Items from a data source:
+++++

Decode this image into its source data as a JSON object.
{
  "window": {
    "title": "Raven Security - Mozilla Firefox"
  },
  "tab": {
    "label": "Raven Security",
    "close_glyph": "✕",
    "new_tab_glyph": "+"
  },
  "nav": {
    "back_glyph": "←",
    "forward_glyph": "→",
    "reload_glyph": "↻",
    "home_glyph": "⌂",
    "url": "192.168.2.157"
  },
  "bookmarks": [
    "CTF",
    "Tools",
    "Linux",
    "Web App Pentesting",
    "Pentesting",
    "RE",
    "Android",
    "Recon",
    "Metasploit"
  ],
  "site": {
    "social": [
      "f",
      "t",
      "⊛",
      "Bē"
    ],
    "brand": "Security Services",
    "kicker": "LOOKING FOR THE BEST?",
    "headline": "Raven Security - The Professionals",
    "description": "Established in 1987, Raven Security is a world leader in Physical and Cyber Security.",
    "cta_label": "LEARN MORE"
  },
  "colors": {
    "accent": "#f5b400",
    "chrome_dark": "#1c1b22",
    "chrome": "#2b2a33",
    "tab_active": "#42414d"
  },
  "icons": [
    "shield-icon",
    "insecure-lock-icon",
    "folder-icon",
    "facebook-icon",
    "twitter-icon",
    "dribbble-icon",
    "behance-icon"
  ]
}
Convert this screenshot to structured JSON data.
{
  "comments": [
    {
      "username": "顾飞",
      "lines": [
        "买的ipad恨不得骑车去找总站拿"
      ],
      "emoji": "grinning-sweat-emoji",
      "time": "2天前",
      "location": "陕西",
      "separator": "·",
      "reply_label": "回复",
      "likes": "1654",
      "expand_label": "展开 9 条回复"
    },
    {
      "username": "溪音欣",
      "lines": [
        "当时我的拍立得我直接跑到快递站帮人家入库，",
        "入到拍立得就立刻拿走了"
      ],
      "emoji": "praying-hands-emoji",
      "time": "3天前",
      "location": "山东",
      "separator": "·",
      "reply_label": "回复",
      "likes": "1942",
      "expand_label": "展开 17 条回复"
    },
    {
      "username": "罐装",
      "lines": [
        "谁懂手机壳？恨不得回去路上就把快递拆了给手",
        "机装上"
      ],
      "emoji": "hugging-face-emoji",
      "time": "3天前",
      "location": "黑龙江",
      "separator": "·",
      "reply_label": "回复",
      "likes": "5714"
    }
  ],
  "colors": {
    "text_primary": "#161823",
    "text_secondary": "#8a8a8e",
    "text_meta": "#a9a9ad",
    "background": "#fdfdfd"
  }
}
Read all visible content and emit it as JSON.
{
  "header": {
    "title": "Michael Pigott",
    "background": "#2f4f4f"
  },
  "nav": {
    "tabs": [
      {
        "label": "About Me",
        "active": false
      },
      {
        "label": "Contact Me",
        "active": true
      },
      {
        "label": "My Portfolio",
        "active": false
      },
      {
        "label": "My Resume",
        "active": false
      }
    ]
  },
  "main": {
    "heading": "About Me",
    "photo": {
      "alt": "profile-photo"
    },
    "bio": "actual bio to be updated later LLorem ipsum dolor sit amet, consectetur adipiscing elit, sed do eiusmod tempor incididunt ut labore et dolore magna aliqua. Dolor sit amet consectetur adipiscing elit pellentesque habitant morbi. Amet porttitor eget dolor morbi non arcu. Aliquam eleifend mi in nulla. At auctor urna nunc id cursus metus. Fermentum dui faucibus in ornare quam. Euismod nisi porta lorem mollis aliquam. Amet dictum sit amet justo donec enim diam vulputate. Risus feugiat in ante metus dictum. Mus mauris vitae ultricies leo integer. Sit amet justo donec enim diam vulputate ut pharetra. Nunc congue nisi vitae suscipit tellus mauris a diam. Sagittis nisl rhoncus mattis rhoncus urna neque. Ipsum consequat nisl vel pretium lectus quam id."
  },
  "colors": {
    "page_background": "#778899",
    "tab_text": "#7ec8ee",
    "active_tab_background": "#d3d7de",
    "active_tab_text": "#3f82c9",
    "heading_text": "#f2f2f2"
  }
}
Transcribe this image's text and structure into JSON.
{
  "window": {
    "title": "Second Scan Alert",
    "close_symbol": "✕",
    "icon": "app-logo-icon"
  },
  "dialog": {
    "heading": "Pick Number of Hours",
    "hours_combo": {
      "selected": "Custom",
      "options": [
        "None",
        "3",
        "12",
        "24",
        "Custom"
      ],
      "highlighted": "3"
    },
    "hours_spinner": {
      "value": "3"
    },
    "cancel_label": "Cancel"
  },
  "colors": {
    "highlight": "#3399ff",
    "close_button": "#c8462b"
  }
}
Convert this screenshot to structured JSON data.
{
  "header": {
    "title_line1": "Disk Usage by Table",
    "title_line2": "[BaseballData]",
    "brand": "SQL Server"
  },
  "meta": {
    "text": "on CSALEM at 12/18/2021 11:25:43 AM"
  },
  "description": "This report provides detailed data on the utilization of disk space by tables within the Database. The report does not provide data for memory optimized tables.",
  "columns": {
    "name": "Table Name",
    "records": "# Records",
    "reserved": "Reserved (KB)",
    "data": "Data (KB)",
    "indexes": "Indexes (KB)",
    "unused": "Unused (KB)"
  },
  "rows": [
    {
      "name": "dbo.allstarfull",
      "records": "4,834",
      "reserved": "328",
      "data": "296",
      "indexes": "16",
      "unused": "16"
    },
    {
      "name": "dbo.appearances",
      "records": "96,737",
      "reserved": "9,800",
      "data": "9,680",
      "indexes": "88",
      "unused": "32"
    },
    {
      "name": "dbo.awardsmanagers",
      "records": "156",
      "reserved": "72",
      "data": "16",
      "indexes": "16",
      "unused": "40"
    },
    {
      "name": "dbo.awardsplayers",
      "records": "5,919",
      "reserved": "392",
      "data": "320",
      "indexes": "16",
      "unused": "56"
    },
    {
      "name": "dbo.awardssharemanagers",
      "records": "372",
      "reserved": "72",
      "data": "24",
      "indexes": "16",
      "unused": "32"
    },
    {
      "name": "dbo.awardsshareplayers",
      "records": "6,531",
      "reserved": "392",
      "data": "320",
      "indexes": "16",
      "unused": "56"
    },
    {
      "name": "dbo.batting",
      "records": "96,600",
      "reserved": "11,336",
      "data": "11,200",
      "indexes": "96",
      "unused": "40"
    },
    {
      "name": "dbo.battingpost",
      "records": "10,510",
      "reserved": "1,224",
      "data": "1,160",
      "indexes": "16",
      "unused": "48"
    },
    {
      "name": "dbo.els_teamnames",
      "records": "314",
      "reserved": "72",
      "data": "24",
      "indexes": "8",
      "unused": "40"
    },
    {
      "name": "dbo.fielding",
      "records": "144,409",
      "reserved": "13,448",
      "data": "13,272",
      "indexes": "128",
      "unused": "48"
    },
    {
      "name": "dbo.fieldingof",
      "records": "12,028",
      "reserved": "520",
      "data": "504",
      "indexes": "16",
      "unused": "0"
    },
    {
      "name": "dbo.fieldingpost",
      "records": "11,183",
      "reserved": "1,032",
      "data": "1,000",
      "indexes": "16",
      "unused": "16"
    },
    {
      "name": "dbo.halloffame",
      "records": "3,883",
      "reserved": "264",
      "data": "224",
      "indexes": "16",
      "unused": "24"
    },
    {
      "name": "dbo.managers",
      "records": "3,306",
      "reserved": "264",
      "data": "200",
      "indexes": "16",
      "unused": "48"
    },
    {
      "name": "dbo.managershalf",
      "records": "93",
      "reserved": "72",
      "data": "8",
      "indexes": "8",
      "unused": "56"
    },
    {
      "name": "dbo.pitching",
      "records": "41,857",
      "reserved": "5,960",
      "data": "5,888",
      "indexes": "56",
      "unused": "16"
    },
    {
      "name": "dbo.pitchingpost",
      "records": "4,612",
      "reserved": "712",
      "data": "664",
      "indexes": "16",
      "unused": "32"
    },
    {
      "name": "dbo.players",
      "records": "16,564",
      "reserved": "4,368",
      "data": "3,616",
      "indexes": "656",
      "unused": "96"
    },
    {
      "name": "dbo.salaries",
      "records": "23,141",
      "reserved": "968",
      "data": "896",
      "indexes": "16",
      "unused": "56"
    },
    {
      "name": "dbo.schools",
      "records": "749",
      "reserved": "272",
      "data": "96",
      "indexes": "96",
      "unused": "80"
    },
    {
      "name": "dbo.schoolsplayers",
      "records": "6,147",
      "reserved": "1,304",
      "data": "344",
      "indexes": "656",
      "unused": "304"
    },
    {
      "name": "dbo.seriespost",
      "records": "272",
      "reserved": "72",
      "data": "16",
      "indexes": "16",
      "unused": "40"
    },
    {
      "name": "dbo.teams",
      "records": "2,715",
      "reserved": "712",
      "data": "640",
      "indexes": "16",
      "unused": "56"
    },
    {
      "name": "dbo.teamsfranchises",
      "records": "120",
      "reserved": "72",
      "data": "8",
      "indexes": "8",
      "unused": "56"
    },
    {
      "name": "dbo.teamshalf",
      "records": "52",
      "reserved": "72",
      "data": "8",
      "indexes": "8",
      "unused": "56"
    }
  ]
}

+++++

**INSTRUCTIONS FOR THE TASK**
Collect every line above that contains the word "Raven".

**TASK OUTPUT**
    "title": "Raven Security - Mozilla Firefox"
    "label": "Raven Security",
    "headline": "Raven Security - The Professionals",
    "description": "Established in 1987, Raven Security is a world leader in Physical and Cyber Security.",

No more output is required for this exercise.